Sunday, September 4, 2011

A Brother's Love - My first liver transplant

The first time I met Mr E in National University Hospital was on the day before he would take the biggest risk of his life. I was struck by this friendly and cheerful giant. At over 180m tall and more than 100 kg, he clearly towered over me, the unsuspecting tiny surgical registrar. I noticed how much he engaged himself in the conversation as my consultant surgeon explained to him again about the entire procedure, never mincing a single word on how things could go triumphantly right..or even tragically wrong.

            He is one of the healthiest person in the room and we have to be absolutely certain that it. After all, we have subjected him to almost every single laboratory tests and imaging modalities available in this medical centre on a young person who would never need it under normal circumstances. However, Mr E is not a normal fact, he puts all of us to shame for doing something remarkable for his brother. He is giving up more than 70% of his liver although he absolutely doesn’t need to do so. All for the love of his youngest brother, Mr A who could die if he doesn’t get a liver soon.

            What drives a person to this kind of sacrifice? As I prepared myself mentally and physically for the exciting yet arduous task of a living donor liver transplantation on a beautiful quiet Saturday morning in NUH, I asked myself whether I could have done the same for my siblings or loved ones. Why are doctors willing to help be part of this big risk? Why are we not saving more lives this way? Why?

            No choice. There is simply no choice for people like E and his brother. I can only think of these 2 words. Between life and death, they decide to seek life. They travelled all the way from Middle East to Singapore in order to seek the best that liver surgeons, hepatologist, radiologist immunologist, etc could offer.

If only more people step up and say, “I am willing to be an organ donor shall I perish and I am suitable to be one” or “Please doctor, my loved one may be dying, but I want his death to be life for many others”. In dying, we can find life but why are people so unwilling to do so. As many of us search for answers and dwindle on longer and longer based on indecisiveness and fear, courageous people like Mr E and many others embark on this path less travelled – living donor liver transplantation (LDLT). A path fraught with legal red-tapes, financial constraints, personal sacrifices and even death for both donor and recipient. It's never a path taken lightly or without due consideration.

Organ transplantation is not new in this region. In fact, Human Organ Transplant Act (HOTA) has been around for at least 2 decades in Singapore but the numbers of transplantation has been dwindling abysmally over the years. The amount of liver transplants done in this country this year is woeful and augurs poorly for the future. We have less than 10 cadaveric transplantation cases countrywide this year, which was the bread and butter of transplantation surgery.
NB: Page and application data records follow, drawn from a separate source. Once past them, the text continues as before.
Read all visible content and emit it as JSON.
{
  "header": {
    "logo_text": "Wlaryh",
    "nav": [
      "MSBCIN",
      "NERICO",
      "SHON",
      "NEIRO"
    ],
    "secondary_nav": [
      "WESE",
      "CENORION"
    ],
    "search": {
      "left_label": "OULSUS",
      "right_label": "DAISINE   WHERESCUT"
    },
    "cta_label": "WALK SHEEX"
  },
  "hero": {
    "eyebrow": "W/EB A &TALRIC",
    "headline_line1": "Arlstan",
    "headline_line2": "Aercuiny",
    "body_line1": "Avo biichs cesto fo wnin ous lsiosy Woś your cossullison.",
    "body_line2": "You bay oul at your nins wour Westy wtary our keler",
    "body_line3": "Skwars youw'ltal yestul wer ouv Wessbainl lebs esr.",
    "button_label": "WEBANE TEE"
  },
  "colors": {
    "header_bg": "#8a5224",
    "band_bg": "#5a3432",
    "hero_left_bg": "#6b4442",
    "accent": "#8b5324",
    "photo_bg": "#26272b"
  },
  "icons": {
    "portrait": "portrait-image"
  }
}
 As a result, most of the transplants had been the extremely high risk LDLT. This is in comparison to some other Asian centres, like Korea and Japan where it can be an average of 350 cases per hospital per year. This means that there is at least one transplant going on in the operating theatres each day, every single year in these hospitals.

 The saddest part for me is that many people hesitate to donate organs of their dying loved ones due to many reasons. My head spins when I hear of many creative, incredulous reasons why a person in intensive care cannot donate their organ. There are no logical, moral, religious and logistics reasons not to donate organs in this country. My summary of all the excuses so far are captured in 2 adjectives: unwillingness and ignorance.

Every case of transplantation is an exciting journey upon itself but not every transplantation stories have happy endings. They almost never receive the publicity or fanfare they deserve. During my first experience with a liver transplant surgery, my heart was beating in joy and humility for what I was about to experience – it’s literally sharing the gift of life from one person to another. In my little mind, it was one of the best, jaw-dropping, awe-inducing demonstration of surgical knowledge, dexterity & skills, inter-disciplinary teamwork, medical camaraderie and top-notched, dedicated support staff.

This act enables someone who was constantly ill and dying and transforms them into a real human again. They will no longer be dependent on machines and doctors for long term. Although each recipient may face an armamentarium of medicine in the beginning, they will soon be weaned down to one or two maintenance medications and minimal follow-ups with doctors.

What are the highest achievements of a civilization? What is the marker of a successful, egalitarian society? It’s when we stop looking inward and start to look at the common good. It’s when we see our struggling, suffering comrades and in love, extend a helping hand. We must continue to support the transplantation program in this country before it becomes a dying art, a fossil, a relic of past glory.

As of today, Mr A is still resting in intensive care while Mr E is carefully nursed in another high dependency unit. We pray that these 2 young people will recover soon and return heroically to their country within 1 or 2 months.